"I'm ready," he said of playing Armstrong, before referencing the late trumpeter's song "What a Wonderful World." "Our lives run parallel, I really believe this is a beautiful world," Morgan said. "With all the scams and judgery and broken dreams, it's still a beautiful place to be."

In 2016, Morgan said in an interview with The San Diego Union Tribune that portraying Armstrong would be his "dream role." "I would name it 'Pops,' " Morgan said of the potential biopic. "He was the Michael Jackson of his generation — he pleased white people and black people. Check that out!"

Morgan has played Armstrong once before in his career: he spoofed the music legend during an episode of Saturday Night Live in 2003.

Armstrong was considered one of the most influential figures in jazz by shifting the focus of the music from collective improvisation to solo performance. His career, which included playing the trumpet, composing, singing and acting, spanned five decades.

He received three Grammy nominations, including a win for his vocal performance of Hello, Dolly! in 1964.
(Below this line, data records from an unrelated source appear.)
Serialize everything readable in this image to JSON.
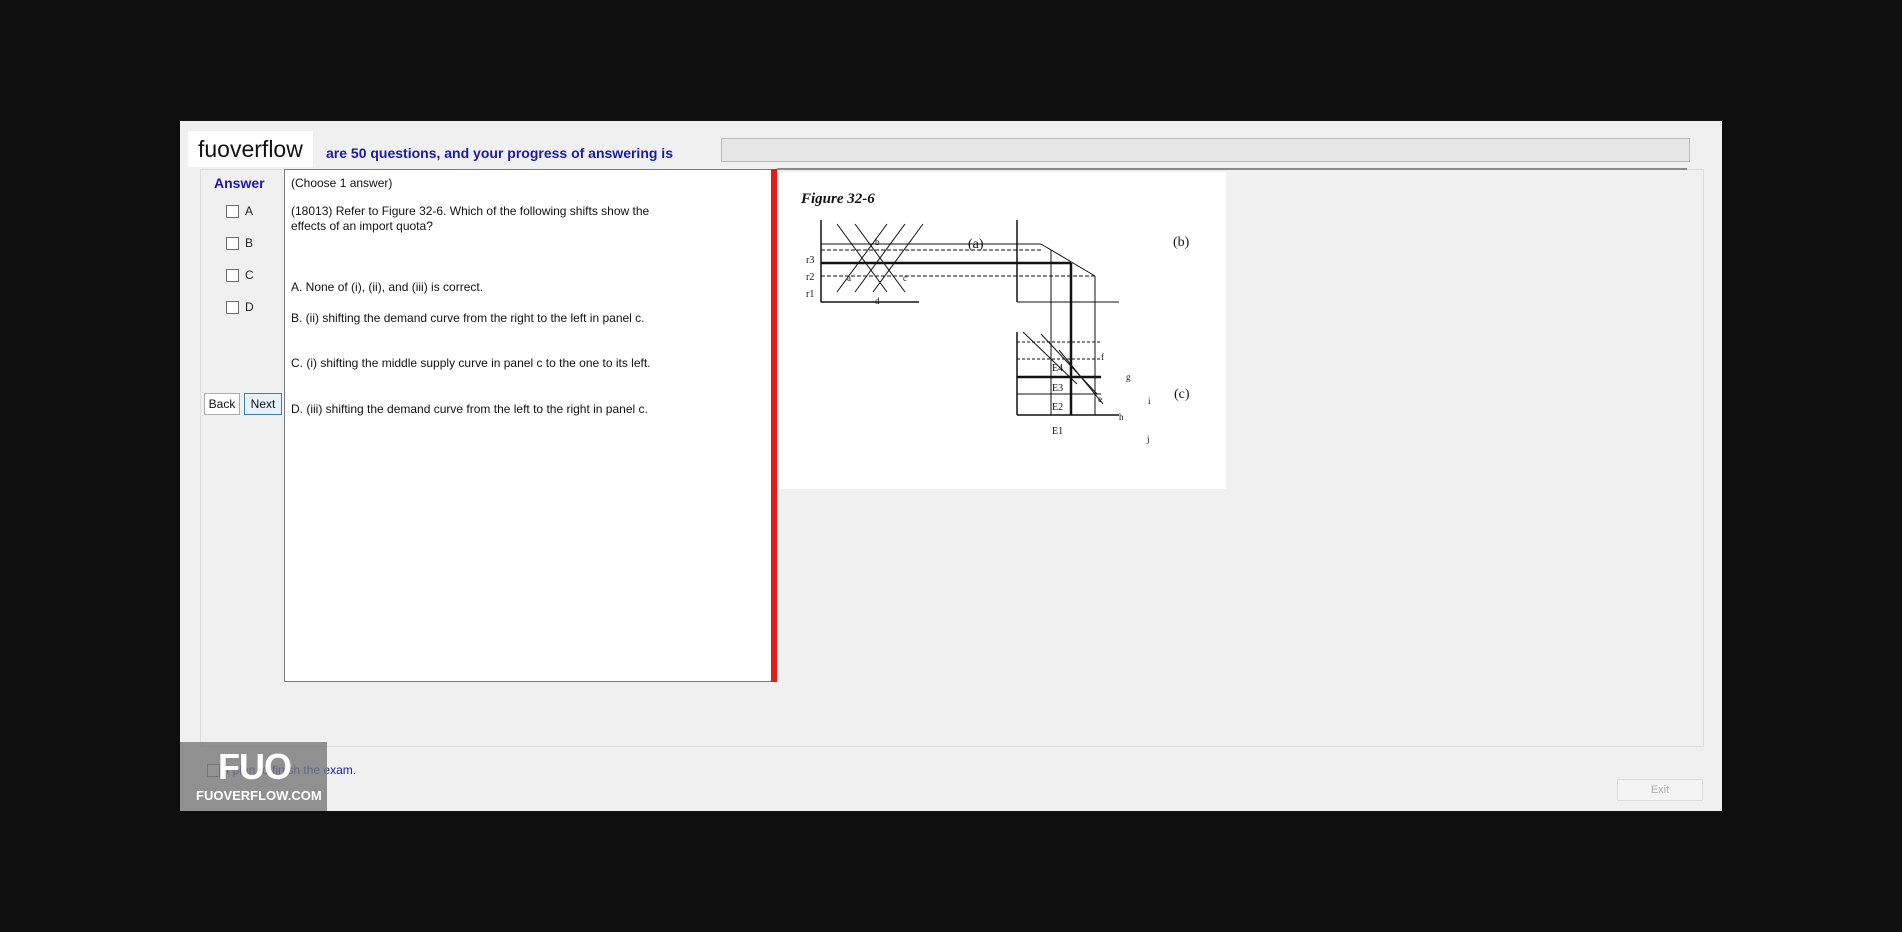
{
  "header": {
    "watermark": "fuoverflow",
    "progress_text": "are 50 questions, and your progress of answering is",
    "progress_fraction": 0
  },
  "answer": {
    "title": "Answer",
    "options": [
      "A",
      "B",
      "C",
      "D"
    ]
  },
  "nav": {
    "back": "Back",
    "next": "Next"
  },
  "question": {
    "choose": "(Choose 1 answer)",
    "text": "(18013)  Refer to Figure 32-6. Which of the following shifts show the effects of an import quota?",
    "choices": [
      "A.  None of (i), (ii), and (iii) is correct.",
      "B.  (ii) shifting the demand curve from the right to the left in panel c.",
      "C.  (i) shifting the middle supply curve in panel c to the one to its left.",
      "D.  (iii) shifting the demand curve from the left to the right in panel c."
    ]
  },
  "figure": {
    "title": "Figure 32-6",
    "panel_a": "(a)",
    "panel_b": "(b)",
    "panel_c": "(c)",
    "r_labels": [
      "r3",
      "r2",
      "r1"
    ],
    "e_labels": [
      "E4",
      "E3",
      "E2",
      "E1"
    ],
    "point_labels": [
      "a",
      "b",
      "c",
      "d",
      "e",
      "f",
      "g",
      "h",
      "i",
      "j"
    ]
  },
  "footer": {
    "finish_text": "I plan to finish the exam.",
    "exit": "Exit",
    "watermark_big": "FUO",
    "watermark_small": "FUOVERFLOW.COM"
  }
}
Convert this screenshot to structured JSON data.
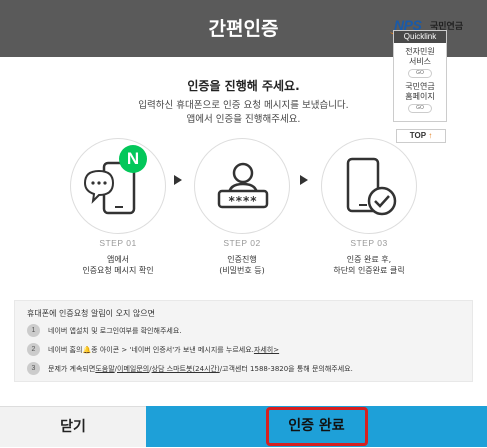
{
  "header": {
    "title": "간편인증"
  },
  "logo": {
    "nps": "NPS",
    "org": "국민연금"
  },
  "quicklink": {
    "title": "Quicklink",
    "items": [
      {
        "label_line1": "전자민원",
        "label_line2": "서비스",
        "go": "GO"
      },
      {
        "label_line1": "국민연금",
        "label_line2": "홈페이지",
        "go": "GO"
      }
    ],
    "top_label": "TOP",
    "top_arrow": "↑"
  },
  "main": {
    "title": "인증을 진행해 주세요.",
    "subtitle_line1": "입력하신 휴대폰으로 인증 요청 메시지를 보냈습니다.",
    "subtitle_line2": "앱에서 인증을 진행해주세요."
  },
  "steps": [
    {
      "label": "STEP 01",
      "desc_line1": "앱에서",
      "desc_line2": "인증요청 메시지 확인",
      "icon": "phone-chat-icon",
      "badge": "N",
      "accent": "#03c75a"
    },
    {
      "label": "STEP 02",
      "desc_line1": "인증진행",
      "desc_line2": "(비밀번호 등)",
      "icon": "user-password-icon",
      "mask": "****"
    },
    {
      "label": "STEP 03",
      "desc_line1": "인증 완료 후,",
      "desc_line2": "하단의 인증완료 클릭",
      "icon": "phone-check-icon"
    }
  ],
  "info": {
    "heading": "휴대폰에 인증요청 알림이 오지 않으면",
    "rows": [
      {
        "num": "1",
        "text": "네이버 앱설치 및 로그인여부를 확인해주세요."
      },
      {
        "num": "2",
        "pre": "네이버 홈의",
        "bell": "🔔",
        "mid": "종 아이콘 > '네이버 인증서'가 보낸 메시지를 누르세요.",
        "link": "자세히>"
      },
      {
        "num": "3",
        "pre": "문제가 계속되면 ",
        "link1": "도움말",
        "sep": "/",
        "link2": "이메일문의",
        "sep2": "/",
        "link3": "상담 스마트봇(24시간)",
        "post": "/고객센터 1588-3820을 통해 문의해주세요."
      }
    ]
  },
  "buttons": {
    "close": "닫기",
    "complete": "인증 완료"
  },
  "colors": {
    "header": "#5a5a5a",
    "complete_button": "#1ea0d8",
    "highlight": "#d62020",
    "naver_green": "#03c75a"
  }
}
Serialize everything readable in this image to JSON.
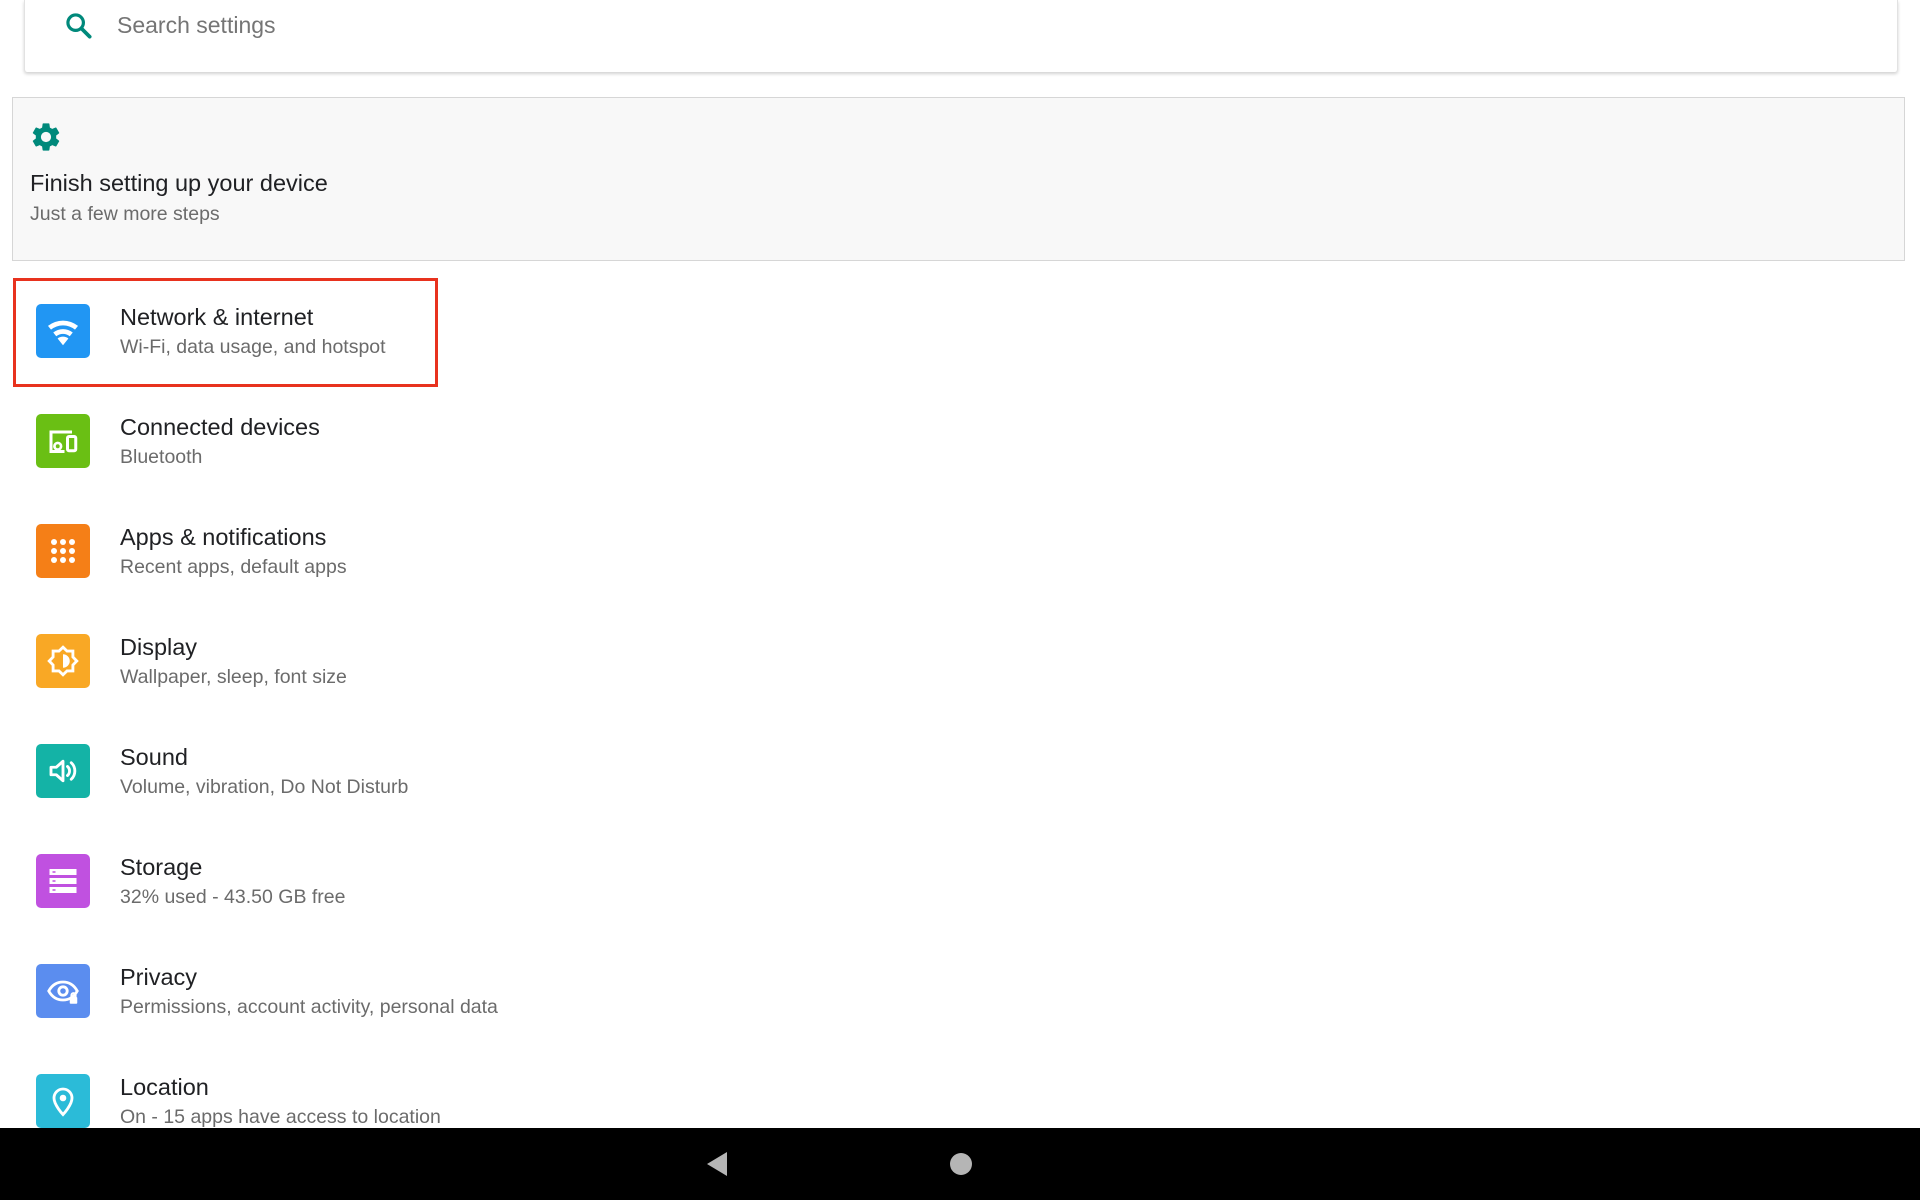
{
  "search": {
    "placeholder": "Search settings",
    "icon": "search-icon"
  },
  "suggestion": {
    "icon": "gear-icon",
    "title": "Finish setting up your device",
    "subtitle": "Just a few more steps"
  },
  "settings": {
    "items": [
      {
        "key": "network",
        "title": "Network & internet",
        "subtitle": "Wi-Fi, data usage, and hotspot",
        "icon": "wifi-icon",
        "color": "#2196f3"
      },
      {
        "key": "connected",
        "title": "Connected devices",
        "subtitle": "Bluetooth",
        "icon": "devices-icon",
        "color": "#6abf14"
      },
      {
        "key": "apps",
        "title": "Apps & notifications",
        "subtitle": "Recent apps, default apps",
        "icon": "apps-grid-icon",
        "color": "#f57f17"
      },
      {
        "key": "display",
        "title": "Display",
        "subtitle": "Wallpaper, sleep, font size",
        "icon": "brightness-icon",
        "color": "#f9a825"
      },
      {
        "key": "sound",
        "title": "Sound",
        "subtitle": "Volume, vibration, Do Not Disturb",
        "icon": "volume-icon",
        "color": "#14b3a6"
      },
      {
        "key": "storage",
        "title": "Storage",
        "subtitle": "32% used - 43.50 GB free",
        "icon": "storage-icon",
        "color": "#c051e0"
      },
      {
        "key": "privacy",
        "title": "Privacy",
        "subtitle": "Permissions, account activity, personal data",
        "icon": "privacy-eye-icon",
        "color": "#5b8def"
      },
      {
        "key": "location",
        "title": "Location",
        "subtitle": "On - 15 apps have access to location",
        "icon": "location-pin-icon",
        "color": "#2bbbd8"
      }
    ]
  },
  "highlight": {
    "target": "network",
    "color": "#e8321e"
  },
  "navbar": {
    "back_icon": "back-triangle-icon",
    "home_icon": "home-circle-icon"
  },
  "colors": {
    "accent": "#00897b"
  }
}
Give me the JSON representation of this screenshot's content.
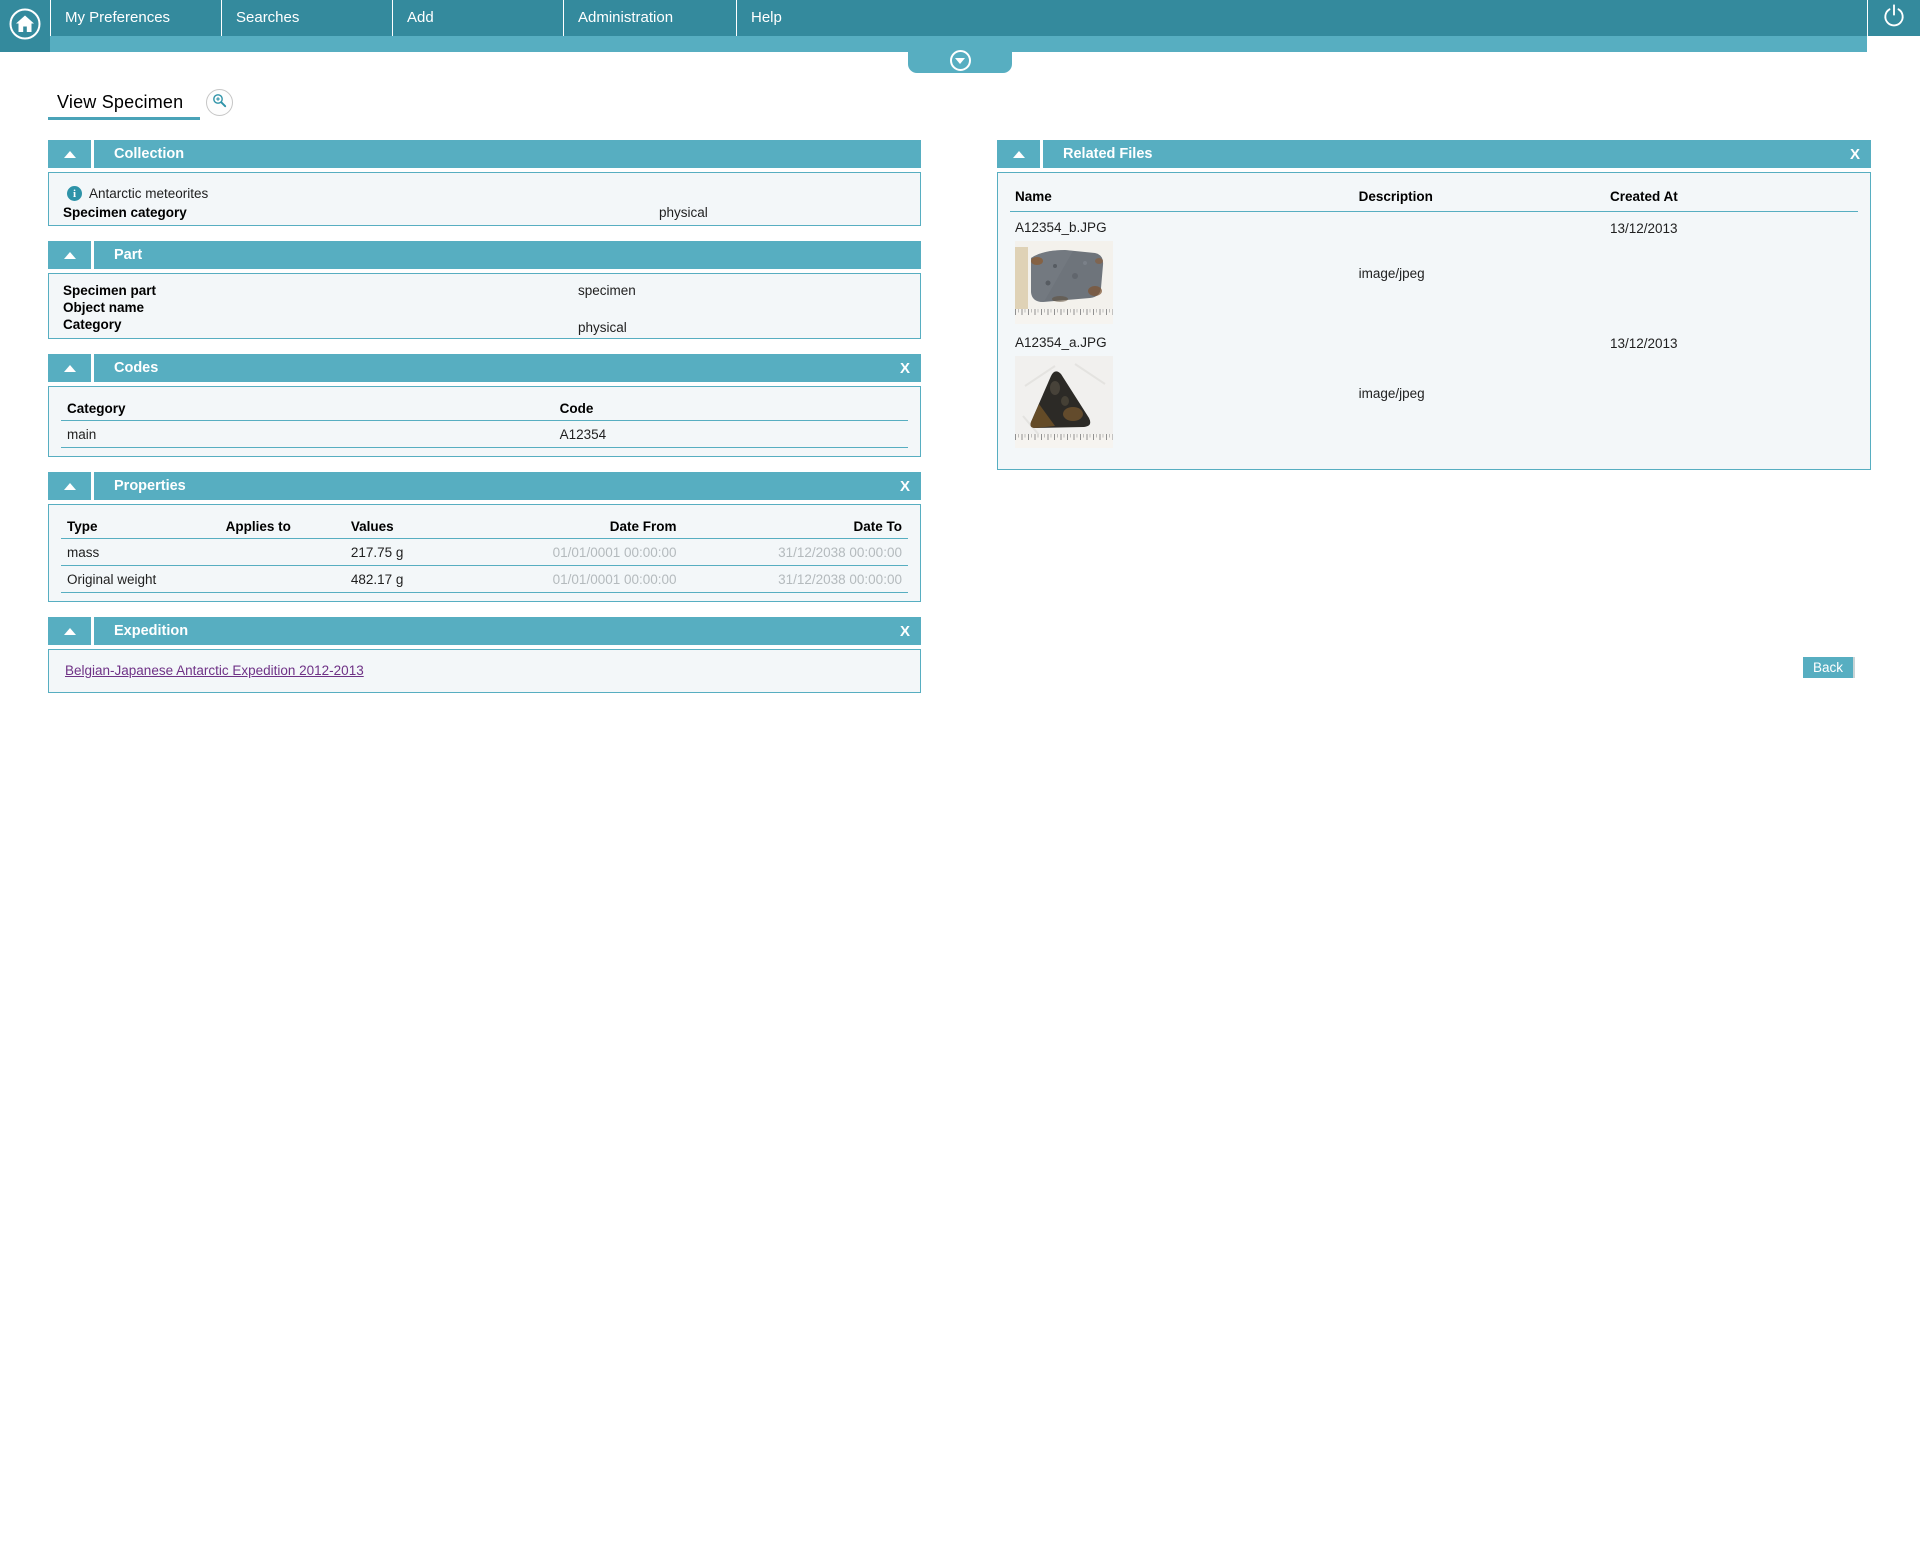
{
  "nav": {
    "items": [
      {
        "label": "My Preferences"
      },
      {
        "label": "Searches"
      },
      {
        "label": "Add"
      },
      {
        "label": "Administration"
      },
      {
        "label": "Help"
      }
    ]
  },
  "page": {
    "title": "View Specimen"
  },
  "panels": {
    "collection": {
      "title": "Collection",
      "info_text": "Antarctic meteorites",
      "row": {
        "label": "Specimen category",
        "value": "physical"
      }
    },
    "part": {
      "title": "Part",
      "rows": [
        {
          "label": "Specimen part",
          "value": "specimen"
        },
        {
          "label": "Object name",
          "value": ""
        },
        {
          "label": "Category",
          "value": "physical"
        }
      ]
    },
    "codes": {
      "title": "Codes",
      "close_label": "X",
      "columns": [
        "Category",
        "Code"
      ],
      "rows": [
        {
          "category": "main",
          "code": "A12354"
        }
      ]
    },
    "properties": {
      "title": "Properties",
      "close_label": "X",
      "columns": [
        "Type",
        "Applies to",
        "Values",
        "Date From",
        "Date To"
      ],
      "rows": [
        {
          "type": "mass",
          "applies_to": "",
          "values": "217.75 g",
          "date_from": "01/01/0001 00:00:00",
          "date_to": "31/12/2038 00:00:00"
        },
        {
          "type": "Original weight",
          "applies_to": "",
          "values": "482.17 g",
          "date_from": "01/01/0001 00:00:00",
          "date_to": "31/12/2038 00:00:00"
        }
      ]
    },
    "expedition": {
      "title": "Expedition",
      "close_label": "X",
      "link_text": "Belgian-Japanese Antarctic Expedition 2012-2013"
    },
    "related_files": {
      "title": "Related Files",
      "close_label": "X",
      "columns": [
        "Name",
        "Description",
        "Created At"
      ],
      "rows": [
        {
          "name": "A12354_b.JPG",
          "description": "image/jpeg",
          "created_at": "13/12/2013"
        },
        {
          "name": "A12354_a.JPG",
          "description": "image/jpeg",
          "created_at": "13/12/2013"
        }
      ]
    }
  },
  "actions": {
    "back_label": "Back"
  },
  "colors": {
    "nav_teal": "#348a9d",
    "accent_teal": "#57aec1",
    "panel_bg": "#f3f7f9",
    "muted_date": "#b4babd",
    "link_purple": "#6f3286"
  }
}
Armstrong died of a heart attack in his sleep on July 6, 1971, just one month before his 70th birthday.